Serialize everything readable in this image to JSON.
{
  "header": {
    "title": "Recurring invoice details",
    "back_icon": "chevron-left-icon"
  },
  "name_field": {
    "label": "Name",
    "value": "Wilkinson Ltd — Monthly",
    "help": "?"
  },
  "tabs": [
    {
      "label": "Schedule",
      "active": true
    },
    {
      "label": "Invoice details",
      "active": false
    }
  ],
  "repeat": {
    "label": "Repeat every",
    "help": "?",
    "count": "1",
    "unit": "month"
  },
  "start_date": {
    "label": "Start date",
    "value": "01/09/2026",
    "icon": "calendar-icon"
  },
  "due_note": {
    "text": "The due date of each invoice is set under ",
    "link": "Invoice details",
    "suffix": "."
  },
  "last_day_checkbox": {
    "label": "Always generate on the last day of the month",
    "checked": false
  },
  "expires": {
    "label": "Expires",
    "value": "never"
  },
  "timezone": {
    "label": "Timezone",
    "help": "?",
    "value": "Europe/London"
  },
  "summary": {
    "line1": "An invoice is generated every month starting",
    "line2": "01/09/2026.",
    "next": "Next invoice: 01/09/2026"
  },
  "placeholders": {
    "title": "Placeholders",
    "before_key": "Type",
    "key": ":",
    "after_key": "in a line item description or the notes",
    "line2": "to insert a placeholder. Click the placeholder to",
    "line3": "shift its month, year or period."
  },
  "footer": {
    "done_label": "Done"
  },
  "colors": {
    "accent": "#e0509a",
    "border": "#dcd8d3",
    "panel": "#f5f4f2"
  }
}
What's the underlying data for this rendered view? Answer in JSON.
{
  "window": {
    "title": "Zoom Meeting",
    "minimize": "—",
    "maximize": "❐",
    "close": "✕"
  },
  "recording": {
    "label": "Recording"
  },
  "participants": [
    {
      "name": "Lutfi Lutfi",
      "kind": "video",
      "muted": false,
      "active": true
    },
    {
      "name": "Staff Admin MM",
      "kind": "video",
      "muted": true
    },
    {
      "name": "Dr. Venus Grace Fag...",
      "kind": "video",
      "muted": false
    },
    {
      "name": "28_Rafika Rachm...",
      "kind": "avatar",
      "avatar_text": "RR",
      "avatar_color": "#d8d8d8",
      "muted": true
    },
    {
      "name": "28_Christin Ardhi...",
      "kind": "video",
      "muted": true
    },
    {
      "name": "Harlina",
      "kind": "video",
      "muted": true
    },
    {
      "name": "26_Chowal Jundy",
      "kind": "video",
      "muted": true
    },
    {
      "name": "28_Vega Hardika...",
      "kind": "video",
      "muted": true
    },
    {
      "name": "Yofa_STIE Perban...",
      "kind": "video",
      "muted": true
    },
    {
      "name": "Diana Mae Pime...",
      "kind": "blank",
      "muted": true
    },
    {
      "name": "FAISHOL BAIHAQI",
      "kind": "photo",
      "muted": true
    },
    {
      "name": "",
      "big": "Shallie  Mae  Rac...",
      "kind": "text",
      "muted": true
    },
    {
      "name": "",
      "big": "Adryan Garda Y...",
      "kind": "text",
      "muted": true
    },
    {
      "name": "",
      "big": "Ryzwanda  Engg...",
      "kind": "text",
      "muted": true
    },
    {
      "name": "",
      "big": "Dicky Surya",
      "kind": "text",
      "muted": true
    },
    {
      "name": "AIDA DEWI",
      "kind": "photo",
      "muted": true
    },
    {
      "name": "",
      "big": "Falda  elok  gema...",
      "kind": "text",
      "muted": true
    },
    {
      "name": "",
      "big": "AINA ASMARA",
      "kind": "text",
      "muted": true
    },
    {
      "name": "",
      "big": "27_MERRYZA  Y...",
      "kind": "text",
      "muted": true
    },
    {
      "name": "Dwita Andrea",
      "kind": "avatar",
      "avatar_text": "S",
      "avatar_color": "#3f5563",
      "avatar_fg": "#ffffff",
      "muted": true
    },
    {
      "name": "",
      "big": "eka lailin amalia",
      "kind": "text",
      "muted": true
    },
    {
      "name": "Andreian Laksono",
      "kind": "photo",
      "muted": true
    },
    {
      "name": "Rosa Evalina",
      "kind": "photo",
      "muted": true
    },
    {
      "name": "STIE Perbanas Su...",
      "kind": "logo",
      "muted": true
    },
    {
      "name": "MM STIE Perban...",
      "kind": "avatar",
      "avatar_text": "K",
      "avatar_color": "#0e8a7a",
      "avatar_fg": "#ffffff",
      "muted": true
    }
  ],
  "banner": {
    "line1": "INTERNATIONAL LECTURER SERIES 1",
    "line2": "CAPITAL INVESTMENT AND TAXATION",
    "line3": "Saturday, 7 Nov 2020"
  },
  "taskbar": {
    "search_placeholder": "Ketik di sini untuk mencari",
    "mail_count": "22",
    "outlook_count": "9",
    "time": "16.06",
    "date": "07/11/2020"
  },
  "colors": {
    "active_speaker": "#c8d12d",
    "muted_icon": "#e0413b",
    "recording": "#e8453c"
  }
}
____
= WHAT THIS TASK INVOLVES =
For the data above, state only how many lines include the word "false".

= ANSWER TO THIS PROBLEM =
4